The method for calculating the quality of view and privacy can be used in the design process for the vast majority of other types of housing.
Trees and traffic in the same calculation
The students have worked with researchers from Aarhus University on finding a formula for view, and one of the biggest scientific challenges was to determine the specific elements of importance to the quality of the view.
It is probably no surprise that the sea and green countryside are preferred landscapes. But how important is being able see a tree from your window or a glimpse of the sky? And what if you can see traffic?
These are questions that the students can answer using a formula.
"We’ve tried to validate a calculation model for view and privacy with our experiment. The calculation model is based on different weightings of what you can see from your window, and this makes it a good tool to decide on the location and size of a window, for example, so that it provides the best comfort for residents," says Rebecca Lork.
And precision can be the difference between architectural failure and success, according to the two students:
"A very high degree of precision is required to work with a view. Success is based on the art of compromise. For example, what's the use of a fantastic view if this is at the expense of privacy. The result is curtains that block out the view," says Ditte Lund Beck.
More research into view
The two students emphasise that their work is a first scientific attempt to establish a formula for view and privacy, and that it will take a lot more research to transfer the method into practice in the construction industry.
For example, the formula does not take into account the social and cultural preferences that can be linked to the experience of view and privacy. And the construction sector also lacks evidence-based knowledge about the impact of view on our health and health status over time.
Nevertheless, the students expect that their work could already have an influence on work by architects and engineers on designing homes.

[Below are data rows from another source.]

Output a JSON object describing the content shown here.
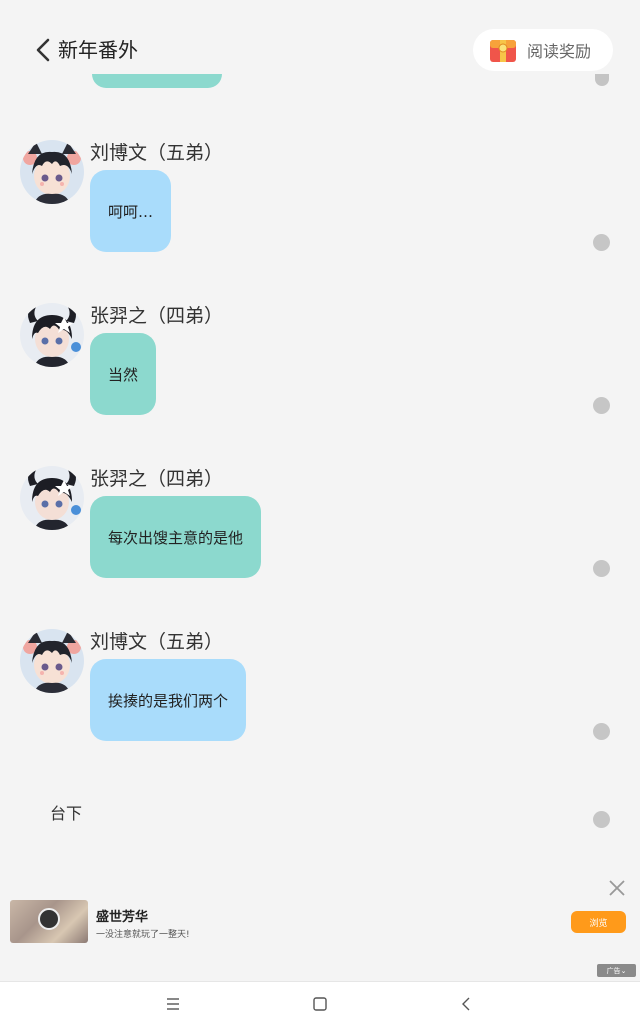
{
  "header": {
    "title": "新年番外",
    "back_icon": "chevron-left-icon",
    "reward": {
      "label": "阅读奖励",
      "icon": "gift-box-icon"
    }
  },
  "messages": [
    {
      "sender": "刘博文（五弟）",
      "text": "呵呵…",
      "bubble_color": "#a9dcfb",
      "avatar": "cat-ear-boy-avatar"
    },
    {
      "sender": "张羿之（四弟）",
      "text": "当然",
      "bubble_color": "#8cd9ce",
      "avatar": "horned-boy-avatar"
    },
    {
      "sender": "张羿之（四弟）",
      "text": "每次出馊主意的是他",
      "bubble_color": "#8cd9ce",
      "avatar": "horned-boy-avatar"
    },
    {
      "sender": "刘博文（五弟）",
      "text": "挨揍的是我们两个",
      "bubble_color": "#a9dcfb",
      "avatar": "cat-ear-boy-avatar"
    }
  ],
  "narration": "台下",
  "ad": {
    "title": "盛世芳华",
    "description": "一没注意就玩了一整天!",
    "button_label": "浏览",
    "badge": "广告",
    "close_icon": "close-icon"
  },
  "navbar": {
    "menu_icon": "menu-icon",
    "home_icon": "home-square-icon",
    "back_icon": "back-triangle-icon"
  },
  "colors": {
    "background": "#f4f4f4",
    "blue_bubble": "#a9dcfb",
    "green_bubble": "#8cd9ce",
    "ad_button": "#ff9a1a"
  }
}
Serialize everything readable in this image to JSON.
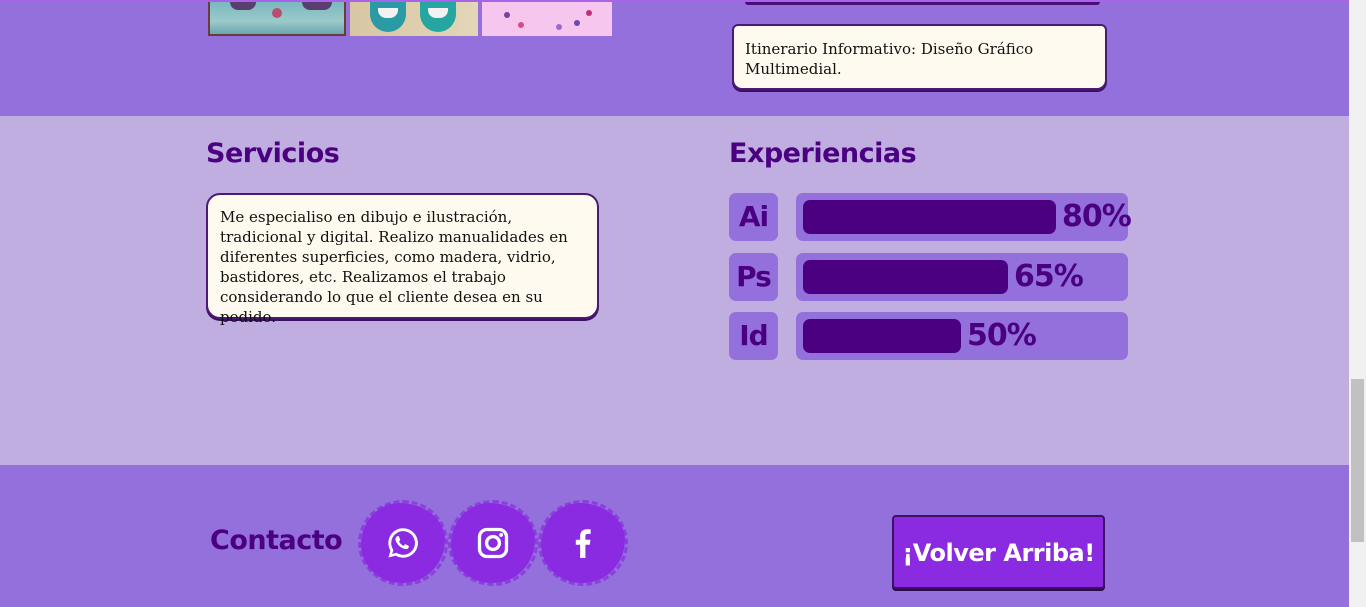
{
  "info": {
    "text": "Itinerario Informativo: Diseño Gráfico Multimedial."
  },
  "servicios": {
    "title": "Servicios",
    "text": "Me especialiso en dibujo e ilustración, tradicional y digital. Realizo manualidades en diferentes superficies, como madera, vidrio, bastidores, etc. Realizamos el trabajo considerando lo que el cliente desea en su pedido."
  },
  "experiencias": {
    "title": "Experiencias",
    "skills": [
      {
        "tag": "Ai",
        "percent_label": "80%",
        "value": 80
      },
      {
        "tag": "Ps",
        "percent_label": "65%",
        "value": 65
      },
      {
        "tag": "Id",
        "percent_label": "50%",
        "value": 50
      }
    ]
  },
  "footer": {
    "contact_title": "Contacto",
    "social": [
      "whatsapp-icon",
      "instagram-icon",
      "facebook-icon"
    ],
    "back_to_top_label": "¡Volver Arriba!"
  },
  "colors": {
    "accent": "#8a2be2",
    "dark_purple": "#4b0082",
    "band_purple": "#9370db",
    "mid_lavender": "#c0aee0",
    "card_bg": "#fffaf0"
  }
}
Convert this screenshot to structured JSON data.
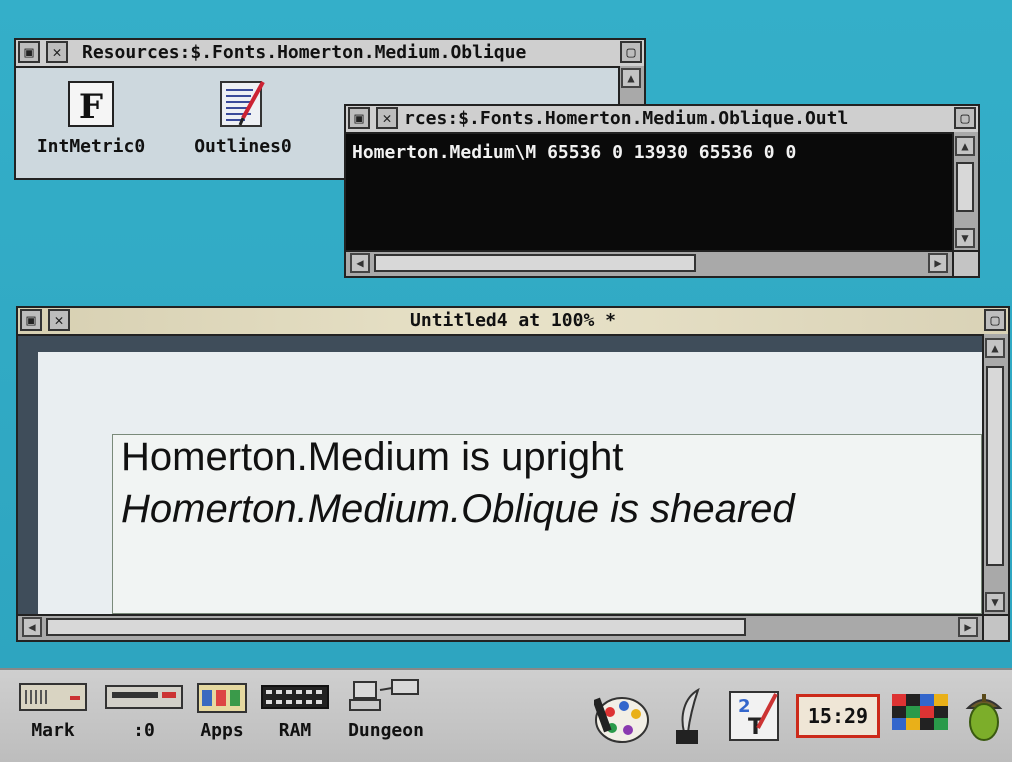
{
  "filer_window": {
    "title": "Resources:$.Fonts.Homerton.Medium.Oblique",
    "files": [
      {
        "name": "IntMetric0",
        "icon": "font-metrics-file-icon"
      },
      {
        "name": "Outlines0",
        "icon": "outline-font-file-icon"
      }
    ]
  },
  "outline_window": {
    "title": "rces:$.Fonts.Homerton.Medium.Oblique.Outl",
    "text": "Homerton.Medium\\M 65536 0 13930 65536 0 0"
  },
  "draw_window": {
    "title": "Untitled4 at 100% *",
    "line1": "Homerton.Medium is upright",
    "line2": "Homerton.Medium.Oblique is sheared"
  },
  "iconbar": {
    "items": [
      {
        "label": "Mark",
        "icon": "floppy-disc-drive-icon"
      },
      {
        "label": ":0",
        "icon": "hard-disc-drive-icon"
      },
      {
        "label": "Apps",
        "icon": "apps-folder-icon"
      },
      {
        "label": "RAM",
        "icon": "ram-disc-icon"
      },
      {
        "label": "Dungeon",
        "icon": "network-computers-icon"
      }
    ],
    "clock": "15:29",
    "right_icons": [
      "paint-palette-icon",
      "edit-quill-icon",
      "draw-icon",
      "clock-icon",
      "display-palette-icon",
      "acorn-icon"
    ]
  }
}
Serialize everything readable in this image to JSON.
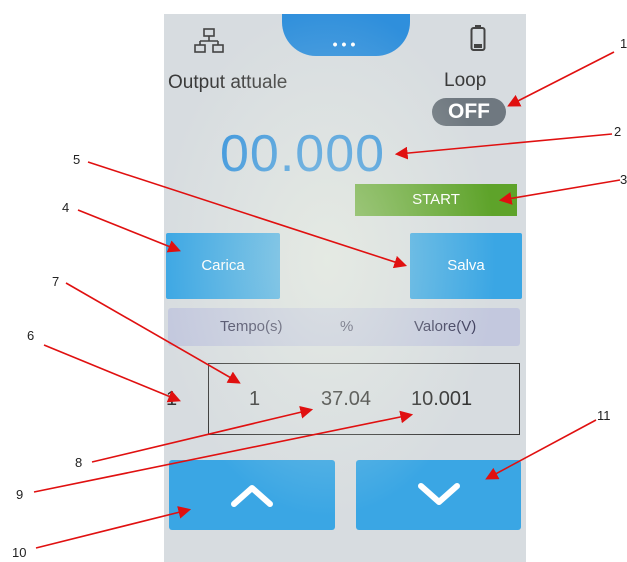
{
  "status_bar": {
    "network_icon": "network-icon",
    "battery_icon": "battery-icon",
    "tab_dots": "•••"
  },
  "header": {
    "output_label": "Output attuale",
    "loop_label": "Loop",
    "loop_state": "OFF"
  },
  "output_value": "00.000",
  "buttons": {
    "start": "START",
    "carica": "Carica",
    "salva": "Salva"
  },
  "table": {
    "headers": [
      "Tempo(s)",
      "%",
      "Valore(V)"
    ],
    "row_index": "1",
    "row": [
      "1",
      "37.04",
      "10.001"
    ]
  },
  "nav": {
    "up_icon": "chevron-up-icon",
    "down_icon": "chevron-down-icon"
  },
  "callouts": [
    "1",
    "2",
    "3",
    "4",
    "5",
    "6",
    "7",
    "8",
    "9",
    "10",
    "11"
  ],
  "colors": {
    "accent_blue": "#2f8fdc",
    "button_blue": "#3aa6e4",
    "start_green": "#5ea32a",
    "callout_red": "#e01010"
  }
}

"The most important thing is that in the construction industry we’re beginning to have a more informed debate rather than starting with a foregone conclusion. We need more insight into what makes a good view; what added value does it generate? And we have to start talking about the possible trade-off between the desire for a better view out, but not a better view in - i.e. privacy. We’d like to be at a place where not only measurable parameters like thermal conditions, daylight and financial aspects determine the location and size of the windows in a flat," says Ditte Lund Beck.
The students' Master's thesis is part of the REVALUE research project, which aims to develop an intelligent modelling tool for building renovation.
The aim of the project is to develop a model for energy renovation that not only focuses on financial aspects and the climate. Social and cultural aspects will be incorporated in line with the indoor climate and other forms of added value. All of these parameters will then be collected into a model to make it easier for contractors to prioritise the work.